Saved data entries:
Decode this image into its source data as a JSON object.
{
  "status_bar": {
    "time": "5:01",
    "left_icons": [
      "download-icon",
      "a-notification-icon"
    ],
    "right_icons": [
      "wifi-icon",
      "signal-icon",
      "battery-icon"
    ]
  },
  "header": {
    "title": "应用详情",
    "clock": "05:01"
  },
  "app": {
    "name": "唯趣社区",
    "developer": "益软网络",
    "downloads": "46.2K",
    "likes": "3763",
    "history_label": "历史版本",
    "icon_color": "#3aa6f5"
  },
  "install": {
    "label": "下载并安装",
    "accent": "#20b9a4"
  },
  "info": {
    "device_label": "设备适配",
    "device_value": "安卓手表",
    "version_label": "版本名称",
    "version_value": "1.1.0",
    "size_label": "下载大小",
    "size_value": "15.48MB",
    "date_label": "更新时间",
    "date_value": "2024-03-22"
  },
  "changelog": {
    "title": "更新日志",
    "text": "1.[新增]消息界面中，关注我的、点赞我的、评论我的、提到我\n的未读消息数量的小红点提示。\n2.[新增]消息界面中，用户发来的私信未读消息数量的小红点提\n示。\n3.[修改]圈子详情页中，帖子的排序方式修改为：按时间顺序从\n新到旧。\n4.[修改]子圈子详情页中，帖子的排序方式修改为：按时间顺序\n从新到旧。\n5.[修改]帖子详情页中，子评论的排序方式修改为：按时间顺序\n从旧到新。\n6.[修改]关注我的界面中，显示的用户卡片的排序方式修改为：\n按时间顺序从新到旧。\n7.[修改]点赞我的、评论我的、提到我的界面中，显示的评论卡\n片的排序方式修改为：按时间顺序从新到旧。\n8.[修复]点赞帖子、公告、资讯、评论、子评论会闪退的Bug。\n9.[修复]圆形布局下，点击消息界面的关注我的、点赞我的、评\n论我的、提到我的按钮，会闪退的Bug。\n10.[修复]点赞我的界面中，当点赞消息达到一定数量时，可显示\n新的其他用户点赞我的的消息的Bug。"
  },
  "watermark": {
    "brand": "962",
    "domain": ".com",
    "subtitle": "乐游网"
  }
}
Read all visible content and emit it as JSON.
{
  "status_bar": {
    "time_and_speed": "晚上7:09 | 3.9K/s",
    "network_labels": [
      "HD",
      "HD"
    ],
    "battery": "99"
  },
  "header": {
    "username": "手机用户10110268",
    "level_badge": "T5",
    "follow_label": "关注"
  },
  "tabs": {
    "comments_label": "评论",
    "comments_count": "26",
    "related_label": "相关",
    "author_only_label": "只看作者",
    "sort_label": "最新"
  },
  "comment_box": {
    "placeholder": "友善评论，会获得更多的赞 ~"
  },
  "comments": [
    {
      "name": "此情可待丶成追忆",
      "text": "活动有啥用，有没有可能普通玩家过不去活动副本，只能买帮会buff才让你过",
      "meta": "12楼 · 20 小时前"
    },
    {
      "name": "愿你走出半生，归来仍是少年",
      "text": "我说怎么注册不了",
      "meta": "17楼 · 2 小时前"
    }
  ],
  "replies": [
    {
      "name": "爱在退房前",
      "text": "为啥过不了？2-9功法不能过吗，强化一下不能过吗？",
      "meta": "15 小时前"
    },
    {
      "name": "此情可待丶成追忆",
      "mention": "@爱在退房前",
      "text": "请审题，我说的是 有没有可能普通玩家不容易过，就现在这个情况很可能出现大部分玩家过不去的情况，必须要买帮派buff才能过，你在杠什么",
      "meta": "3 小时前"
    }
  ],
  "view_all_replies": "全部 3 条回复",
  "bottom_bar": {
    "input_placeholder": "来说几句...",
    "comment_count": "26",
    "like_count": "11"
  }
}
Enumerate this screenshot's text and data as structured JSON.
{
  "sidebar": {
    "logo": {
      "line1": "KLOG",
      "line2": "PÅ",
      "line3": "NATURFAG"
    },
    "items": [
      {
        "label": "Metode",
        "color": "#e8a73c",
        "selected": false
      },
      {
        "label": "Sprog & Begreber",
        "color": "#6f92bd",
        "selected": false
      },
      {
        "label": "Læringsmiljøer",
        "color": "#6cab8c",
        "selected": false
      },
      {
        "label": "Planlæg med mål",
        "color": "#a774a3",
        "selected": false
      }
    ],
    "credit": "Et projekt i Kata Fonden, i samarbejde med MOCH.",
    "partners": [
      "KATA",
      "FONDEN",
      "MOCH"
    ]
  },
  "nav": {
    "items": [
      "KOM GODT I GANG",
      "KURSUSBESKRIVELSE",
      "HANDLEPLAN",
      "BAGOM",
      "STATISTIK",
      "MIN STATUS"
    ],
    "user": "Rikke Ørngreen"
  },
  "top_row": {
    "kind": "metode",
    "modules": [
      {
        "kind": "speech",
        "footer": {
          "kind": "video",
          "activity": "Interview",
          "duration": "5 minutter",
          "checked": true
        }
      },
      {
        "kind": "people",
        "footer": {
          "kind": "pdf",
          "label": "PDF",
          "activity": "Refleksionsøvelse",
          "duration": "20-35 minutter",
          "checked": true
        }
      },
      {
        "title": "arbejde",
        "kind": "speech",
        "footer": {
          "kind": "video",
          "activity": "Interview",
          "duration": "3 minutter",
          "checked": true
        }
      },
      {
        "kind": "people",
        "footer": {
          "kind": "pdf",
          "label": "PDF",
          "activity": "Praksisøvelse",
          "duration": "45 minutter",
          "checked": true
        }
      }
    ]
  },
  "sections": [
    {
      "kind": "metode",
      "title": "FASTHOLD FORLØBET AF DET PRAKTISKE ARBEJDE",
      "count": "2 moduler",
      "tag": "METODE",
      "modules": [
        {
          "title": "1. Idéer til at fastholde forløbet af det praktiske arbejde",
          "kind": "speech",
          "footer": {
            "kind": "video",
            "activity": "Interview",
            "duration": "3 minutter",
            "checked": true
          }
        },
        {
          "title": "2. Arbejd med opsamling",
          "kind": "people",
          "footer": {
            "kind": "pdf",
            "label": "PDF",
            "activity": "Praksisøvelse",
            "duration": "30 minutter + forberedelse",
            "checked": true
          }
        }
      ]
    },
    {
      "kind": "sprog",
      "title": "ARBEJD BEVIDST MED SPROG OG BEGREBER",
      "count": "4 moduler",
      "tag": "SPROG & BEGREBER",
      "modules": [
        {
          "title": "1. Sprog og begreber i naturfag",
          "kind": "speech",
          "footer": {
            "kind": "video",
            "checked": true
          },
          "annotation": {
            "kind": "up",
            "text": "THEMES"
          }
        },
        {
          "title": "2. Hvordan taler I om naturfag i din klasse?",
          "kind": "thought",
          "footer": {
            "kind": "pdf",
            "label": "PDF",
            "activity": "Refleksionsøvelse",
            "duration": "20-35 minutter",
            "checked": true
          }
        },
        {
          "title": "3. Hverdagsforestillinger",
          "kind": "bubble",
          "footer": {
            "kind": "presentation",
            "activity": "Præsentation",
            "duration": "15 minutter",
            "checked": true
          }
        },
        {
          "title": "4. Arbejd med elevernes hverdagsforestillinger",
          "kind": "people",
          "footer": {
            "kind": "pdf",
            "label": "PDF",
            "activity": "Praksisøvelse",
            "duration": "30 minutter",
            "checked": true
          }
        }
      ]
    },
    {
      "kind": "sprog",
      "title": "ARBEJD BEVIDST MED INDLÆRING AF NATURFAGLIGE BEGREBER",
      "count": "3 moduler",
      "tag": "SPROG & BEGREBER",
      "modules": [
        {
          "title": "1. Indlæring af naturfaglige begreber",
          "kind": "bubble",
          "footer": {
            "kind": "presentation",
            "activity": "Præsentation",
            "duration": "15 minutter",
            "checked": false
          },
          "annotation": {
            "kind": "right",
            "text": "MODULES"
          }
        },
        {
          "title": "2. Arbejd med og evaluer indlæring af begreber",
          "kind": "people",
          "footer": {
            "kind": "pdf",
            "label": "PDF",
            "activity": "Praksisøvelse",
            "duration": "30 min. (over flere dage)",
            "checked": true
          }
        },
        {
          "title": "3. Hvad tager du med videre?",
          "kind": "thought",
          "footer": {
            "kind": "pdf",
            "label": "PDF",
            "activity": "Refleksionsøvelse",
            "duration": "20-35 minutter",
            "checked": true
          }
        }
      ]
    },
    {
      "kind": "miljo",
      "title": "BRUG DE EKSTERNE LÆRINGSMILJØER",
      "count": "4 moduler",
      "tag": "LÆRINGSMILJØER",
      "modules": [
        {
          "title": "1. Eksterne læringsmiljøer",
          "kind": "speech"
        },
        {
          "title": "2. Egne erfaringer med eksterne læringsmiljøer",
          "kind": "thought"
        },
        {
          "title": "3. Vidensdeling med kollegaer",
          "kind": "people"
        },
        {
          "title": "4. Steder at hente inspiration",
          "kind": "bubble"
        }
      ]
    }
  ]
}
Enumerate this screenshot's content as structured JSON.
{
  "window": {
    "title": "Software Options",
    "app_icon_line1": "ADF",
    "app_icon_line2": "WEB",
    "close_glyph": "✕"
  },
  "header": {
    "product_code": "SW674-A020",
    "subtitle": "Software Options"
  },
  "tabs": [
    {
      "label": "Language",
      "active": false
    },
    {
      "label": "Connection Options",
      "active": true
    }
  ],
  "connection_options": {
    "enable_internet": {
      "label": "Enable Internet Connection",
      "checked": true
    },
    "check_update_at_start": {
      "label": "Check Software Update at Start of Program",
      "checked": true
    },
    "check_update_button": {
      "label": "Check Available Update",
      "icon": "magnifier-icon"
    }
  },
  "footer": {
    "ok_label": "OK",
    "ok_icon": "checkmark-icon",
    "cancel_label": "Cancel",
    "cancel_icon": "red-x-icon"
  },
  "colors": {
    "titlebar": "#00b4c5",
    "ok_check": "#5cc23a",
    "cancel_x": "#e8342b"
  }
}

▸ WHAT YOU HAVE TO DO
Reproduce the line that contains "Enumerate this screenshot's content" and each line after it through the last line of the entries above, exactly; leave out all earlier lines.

▸ EXPECTED OUTPUT
Enumerate this screenshot's content as structured JSON.
{
  "window": {
    "title": "Software Options",
    "app_icon_line1": "ADF",
    "app_icon_line2": "WEB",
    "close_glyph": "✕"
  },
  "header": {
    "product_code": "SW674-A020",
    "subtitle": "Software Options"
  },
  "tabs": [
    {
      "label": "Language",
      "active": false
    },
    {
      "label": "Connection Options",
      "active": true
    }
  ],
  "connection_options": {
    "enable_internet": {
      "label": "Enable Internet Connection",
      "checked": true
    },
    "check_update_at_start": {
      "label": "Check Software Update at Start of Program",
      "checked": true
    },
    "check_update_button": {
      "label": "Check Available Update",
      "icon": "magnifier-icon"
    }
  },
  "footer": {
    "ok_label": "OK",
    "ok_icon": "checkmark-icon",
    "cancel_label": "Cancel",
    "cancel_icon": "red-x-icon"
  },
  "colors": {
    "titlebar": "#00b4c5",
    "ok_check": "#5cc23a",
    "cancel_x": "#e8342b"
  }
}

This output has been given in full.